- To the best of their knowledge and belief affirm that the statements of account have adopted appropriate and applicable accounting policies and accounting standards and where appropriate specifically adopt standards relating to consolidation of accounts, impairment of assets and valuation of liabilities including due disclosure of contingent liabilities; and
- To the best of their knowledge and belief affirm that the statements of account discloses the composition of the largest shareholders and confirm that there are no undisclosed nominee holdings and or shares of the entity held in trust offshore.
5. Expand the list of specified business undertaking under the Sri Lanka Accounting and Auditing Standards Monitoring Board Act to include, licensed Primary Dealers; licensed pawning business; any business undertaking or Trust accepting public funds by way of deposits, premiums, contributions for savings, thrift, or other designated purposes; accepting public funds locally and international fund transfers by way of charitable donations, grants and endowments; and further clarify that any Other Company satisfying any one or more of the under noted classifications will be deemed to be a specified business undertaking;
- Which has a turnover in excess of Rupees 500 Million;
- Which at the end of the previous financial year, had shareholders equity in excess of Rupees 100 Million;
- Which at the end of the previous financial year, had gross assets in excess of Rupees 300 Million;
- Which at the end of the previous year had liabilities to banks and other financial institutions in excess of Rupees 100 Million;
- Which have a staff in excess of 1000 employees:
6. It is recommended that SLAASMB and the ICASL respectively
- Makes enhanced disclosure on effectiveness of enforcement of Sri Lanka Accounting and Auditing Standards and due compliance thereof by specified business undertaking and Auditors and Professional Accountants; with specific emphasis on public disclosure duly empowered by statute of any significant non-compliance detected ; and
- Make provision in their web sites for any person or persons to submit complaints, in confidence, against any business entity or professional practitioner/accountant who may have failed in their accountability / responsibility in terms of Sri Lanka Accounting and Auditing Standards Monitoring Board Act and or the Code of Professional Practice, Ethics and Conduct of the ICASL.
7. It is recommended that the ICASL in its web site respond to the specific observations disclosed in the web site of SLAASMB under significant cases detected, observations following review of financial statements and audit reviews, setting out follow up action taken
8. It is essential that SLAASMB and ICASL approach enforcement and oversight of accounting and auditing standards, as well as the upholding and due enforcement of codes of professional conduct and ethics from a stand point, that they must consider and place emphasis on the collective interests of all connected stakeholders including the State, the creditors, lenders and analysts as well as the wider society and not be restricted by a narrow definition that they owe a duty and obligations only to shareholders, being the primary party to whom the audit report addressed.

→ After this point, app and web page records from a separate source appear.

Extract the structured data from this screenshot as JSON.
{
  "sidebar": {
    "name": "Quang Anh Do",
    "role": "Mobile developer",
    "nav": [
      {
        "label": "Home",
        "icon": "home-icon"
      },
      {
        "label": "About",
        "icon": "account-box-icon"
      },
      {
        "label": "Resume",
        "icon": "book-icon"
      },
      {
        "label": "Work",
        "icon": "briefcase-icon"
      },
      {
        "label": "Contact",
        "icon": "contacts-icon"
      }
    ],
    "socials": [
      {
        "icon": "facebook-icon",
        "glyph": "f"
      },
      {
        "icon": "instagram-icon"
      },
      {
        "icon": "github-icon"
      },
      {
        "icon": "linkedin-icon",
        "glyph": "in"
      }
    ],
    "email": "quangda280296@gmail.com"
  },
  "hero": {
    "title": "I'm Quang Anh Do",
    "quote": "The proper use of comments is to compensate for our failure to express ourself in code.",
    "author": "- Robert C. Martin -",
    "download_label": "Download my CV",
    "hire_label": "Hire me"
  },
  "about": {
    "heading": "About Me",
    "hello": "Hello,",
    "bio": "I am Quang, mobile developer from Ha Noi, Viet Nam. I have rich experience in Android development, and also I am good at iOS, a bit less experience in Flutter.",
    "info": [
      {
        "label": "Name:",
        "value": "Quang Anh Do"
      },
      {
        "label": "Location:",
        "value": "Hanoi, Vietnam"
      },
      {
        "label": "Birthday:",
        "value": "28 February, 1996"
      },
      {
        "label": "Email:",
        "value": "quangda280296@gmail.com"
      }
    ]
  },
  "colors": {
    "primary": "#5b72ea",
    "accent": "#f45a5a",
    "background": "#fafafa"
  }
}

It is further stressed that the ICASL should take the leadership along with other professional groups to enhance awareness of all connected stakeholders in regard to the issues as highlighted herein.
Please note that copies of this letter will be released to the media for publication and circulated to several of the connected stakeholders.
It is the fervent hope of the undersigned that this submission will receive the priority attention of the leadership teams of SLAAMB and ICASL